Of the entries that follow, how many lines hold the word "heading"? Reply with the number only.

[Interface dataset entries]
*** Begin section ***

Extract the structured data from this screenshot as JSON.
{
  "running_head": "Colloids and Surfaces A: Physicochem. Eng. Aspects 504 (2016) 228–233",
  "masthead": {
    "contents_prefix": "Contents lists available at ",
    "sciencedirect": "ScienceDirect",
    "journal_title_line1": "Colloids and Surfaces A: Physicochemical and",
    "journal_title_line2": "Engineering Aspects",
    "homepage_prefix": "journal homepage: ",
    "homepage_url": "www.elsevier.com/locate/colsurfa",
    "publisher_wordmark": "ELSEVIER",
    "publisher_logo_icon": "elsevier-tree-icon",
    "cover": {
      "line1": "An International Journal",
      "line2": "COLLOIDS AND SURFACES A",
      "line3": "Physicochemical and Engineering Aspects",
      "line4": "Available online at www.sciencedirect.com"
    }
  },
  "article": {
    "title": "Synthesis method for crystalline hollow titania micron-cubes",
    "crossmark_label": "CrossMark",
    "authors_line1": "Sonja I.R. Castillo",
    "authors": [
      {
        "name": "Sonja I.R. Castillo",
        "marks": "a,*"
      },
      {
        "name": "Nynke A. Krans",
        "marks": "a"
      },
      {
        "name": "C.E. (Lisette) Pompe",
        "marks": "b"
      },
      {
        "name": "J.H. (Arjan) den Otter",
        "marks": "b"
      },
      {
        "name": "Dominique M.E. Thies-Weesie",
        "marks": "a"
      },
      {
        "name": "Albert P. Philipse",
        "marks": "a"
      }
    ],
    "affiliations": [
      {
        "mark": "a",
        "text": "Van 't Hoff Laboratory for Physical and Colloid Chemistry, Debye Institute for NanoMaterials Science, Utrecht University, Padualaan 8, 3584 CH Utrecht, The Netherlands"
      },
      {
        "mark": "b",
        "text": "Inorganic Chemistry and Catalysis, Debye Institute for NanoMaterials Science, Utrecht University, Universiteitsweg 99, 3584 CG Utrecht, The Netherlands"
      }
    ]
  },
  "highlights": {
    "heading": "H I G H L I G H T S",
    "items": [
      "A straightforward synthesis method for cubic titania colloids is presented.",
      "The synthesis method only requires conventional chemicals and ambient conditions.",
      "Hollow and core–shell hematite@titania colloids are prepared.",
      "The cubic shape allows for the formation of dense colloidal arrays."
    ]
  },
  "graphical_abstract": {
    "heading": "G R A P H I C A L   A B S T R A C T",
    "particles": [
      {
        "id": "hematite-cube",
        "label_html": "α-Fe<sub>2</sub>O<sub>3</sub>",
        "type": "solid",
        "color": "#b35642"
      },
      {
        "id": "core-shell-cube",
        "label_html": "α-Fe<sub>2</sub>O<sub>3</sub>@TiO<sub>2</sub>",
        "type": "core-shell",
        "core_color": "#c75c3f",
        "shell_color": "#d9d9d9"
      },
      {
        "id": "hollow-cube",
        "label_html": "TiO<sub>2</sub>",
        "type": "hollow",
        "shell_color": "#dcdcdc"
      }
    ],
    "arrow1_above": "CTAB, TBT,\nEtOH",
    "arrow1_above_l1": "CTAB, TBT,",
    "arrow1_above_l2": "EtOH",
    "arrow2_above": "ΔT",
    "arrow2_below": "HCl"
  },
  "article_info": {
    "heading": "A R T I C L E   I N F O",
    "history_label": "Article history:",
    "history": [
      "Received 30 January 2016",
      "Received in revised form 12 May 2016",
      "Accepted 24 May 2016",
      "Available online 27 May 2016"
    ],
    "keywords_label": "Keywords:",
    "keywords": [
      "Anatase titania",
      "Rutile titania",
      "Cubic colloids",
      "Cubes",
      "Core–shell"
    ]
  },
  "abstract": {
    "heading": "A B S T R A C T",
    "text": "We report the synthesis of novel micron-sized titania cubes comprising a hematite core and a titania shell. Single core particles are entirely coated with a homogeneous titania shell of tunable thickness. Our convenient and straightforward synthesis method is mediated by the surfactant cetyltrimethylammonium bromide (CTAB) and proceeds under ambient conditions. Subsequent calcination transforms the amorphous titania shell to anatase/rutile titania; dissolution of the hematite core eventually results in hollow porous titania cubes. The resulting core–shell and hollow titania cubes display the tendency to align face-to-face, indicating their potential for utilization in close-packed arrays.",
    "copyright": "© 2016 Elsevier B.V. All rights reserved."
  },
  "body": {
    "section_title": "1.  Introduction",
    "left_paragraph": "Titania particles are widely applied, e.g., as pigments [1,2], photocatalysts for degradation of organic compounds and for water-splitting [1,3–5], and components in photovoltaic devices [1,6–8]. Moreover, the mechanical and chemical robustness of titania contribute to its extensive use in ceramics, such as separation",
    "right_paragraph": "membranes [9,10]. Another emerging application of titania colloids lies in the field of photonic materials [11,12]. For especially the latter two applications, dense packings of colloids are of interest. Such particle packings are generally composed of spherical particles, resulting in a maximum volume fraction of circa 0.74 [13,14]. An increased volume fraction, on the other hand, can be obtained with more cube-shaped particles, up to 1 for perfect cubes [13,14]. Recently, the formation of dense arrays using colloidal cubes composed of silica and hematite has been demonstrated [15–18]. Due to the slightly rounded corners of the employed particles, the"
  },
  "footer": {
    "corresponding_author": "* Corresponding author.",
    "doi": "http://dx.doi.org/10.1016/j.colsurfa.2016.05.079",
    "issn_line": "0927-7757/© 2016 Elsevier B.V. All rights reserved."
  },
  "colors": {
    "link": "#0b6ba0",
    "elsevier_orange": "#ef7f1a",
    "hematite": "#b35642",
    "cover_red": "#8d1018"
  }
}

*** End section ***

### Result of this task
4